# Task requirements
Collect all lines from the records below that include the word "icon".

=== Record extracts ===

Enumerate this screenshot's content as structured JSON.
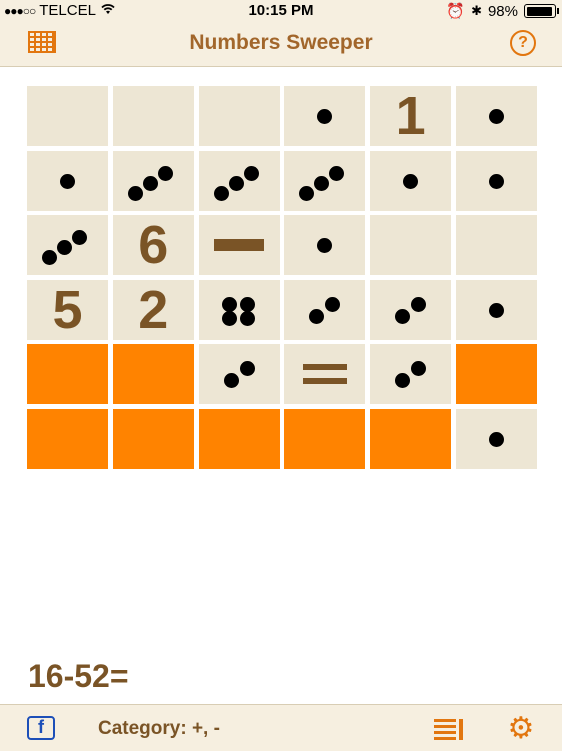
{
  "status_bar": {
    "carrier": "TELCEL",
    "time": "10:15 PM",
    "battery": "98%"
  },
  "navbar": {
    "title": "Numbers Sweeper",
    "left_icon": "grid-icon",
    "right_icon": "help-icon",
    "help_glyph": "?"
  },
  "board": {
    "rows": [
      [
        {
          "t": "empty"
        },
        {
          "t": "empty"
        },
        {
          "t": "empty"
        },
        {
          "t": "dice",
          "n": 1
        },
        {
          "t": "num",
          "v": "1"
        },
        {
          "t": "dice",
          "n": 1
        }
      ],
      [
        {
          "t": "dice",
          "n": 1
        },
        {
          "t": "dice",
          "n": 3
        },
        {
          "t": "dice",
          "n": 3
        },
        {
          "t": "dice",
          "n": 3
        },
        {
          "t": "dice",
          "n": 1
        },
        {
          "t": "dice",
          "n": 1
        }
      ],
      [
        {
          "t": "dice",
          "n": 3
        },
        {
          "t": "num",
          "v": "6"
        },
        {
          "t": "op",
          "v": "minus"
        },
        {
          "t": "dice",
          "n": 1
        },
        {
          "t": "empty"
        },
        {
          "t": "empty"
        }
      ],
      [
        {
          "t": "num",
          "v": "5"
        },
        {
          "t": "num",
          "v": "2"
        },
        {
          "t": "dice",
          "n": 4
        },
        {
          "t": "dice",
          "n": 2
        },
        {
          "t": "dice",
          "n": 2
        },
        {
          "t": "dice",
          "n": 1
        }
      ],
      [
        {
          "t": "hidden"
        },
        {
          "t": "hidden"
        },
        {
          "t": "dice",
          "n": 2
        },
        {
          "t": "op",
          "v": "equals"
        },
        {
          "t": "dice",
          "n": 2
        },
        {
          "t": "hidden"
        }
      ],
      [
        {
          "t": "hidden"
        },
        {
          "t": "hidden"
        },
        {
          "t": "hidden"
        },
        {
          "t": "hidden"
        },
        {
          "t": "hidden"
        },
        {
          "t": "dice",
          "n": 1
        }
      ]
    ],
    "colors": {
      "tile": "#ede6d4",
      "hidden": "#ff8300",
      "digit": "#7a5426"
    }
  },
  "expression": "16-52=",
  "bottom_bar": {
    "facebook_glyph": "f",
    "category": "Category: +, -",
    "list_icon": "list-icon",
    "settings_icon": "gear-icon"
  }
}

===

# Answer box
    "left_icon": "grid-icon",
    "right_icon": "help-icon",
    "list_icon": "list-icon",
    "settings_icon": "gear-icon"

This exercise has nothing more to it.